**YOUR INSTRUCTIONS**
This exercise calls for every record to be set down again, exactly and in full.
DATA EXTRACT: Begin
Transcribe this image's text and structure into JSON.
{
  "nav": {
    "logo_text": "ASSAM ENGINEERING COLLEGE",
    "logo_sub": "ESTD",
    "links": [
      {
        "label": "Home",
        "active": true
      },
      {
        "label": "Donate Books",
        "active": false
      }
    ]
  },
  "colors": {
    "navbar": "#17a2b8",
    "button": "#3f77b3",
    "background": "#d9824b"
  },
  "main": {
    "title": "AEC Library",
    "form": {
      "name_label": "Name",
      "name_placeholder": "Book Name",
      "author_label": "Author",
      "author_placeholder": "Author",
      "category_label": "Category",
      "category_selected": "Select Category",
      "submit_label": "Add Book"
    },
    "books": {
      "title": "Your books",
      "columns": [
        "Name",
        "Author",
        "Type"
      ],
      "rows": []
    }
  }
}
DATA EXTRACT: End
**RESULT BELOW**
Transcribe this image's text and structure into JSON.
{
  "nav": {
    "logo_text": "ASSAM ENGINEERING COLLEGE",
    "logo_sub": "ESTD",
    "links": [
      {
        "label": "Home",
        "active": true
      },
      {
        "label": "Donate Books",
        "active": false
      }
    ]
  },
  "colors": {
    "navbar": "#17a2b8",
    "button": "#3f77b3",
    "background": "#d9824b"
  },
  "main": {
    "title": "AEC Library",
    "form": {
      "name_label": "Name",
      "name_placeholder": "Book Name",
      "author_label": "Author",
      "author_placeholder": "Author",
      "category_label": "Category",
      "category_selected": "Select Category",
      "submit_label": "Add Book"
    },
    "books": {
      "title": "Your books",
      "columns": [
        "Name",
        "Author",
        "Type"
      ],
      "rows": []
    }
  }
}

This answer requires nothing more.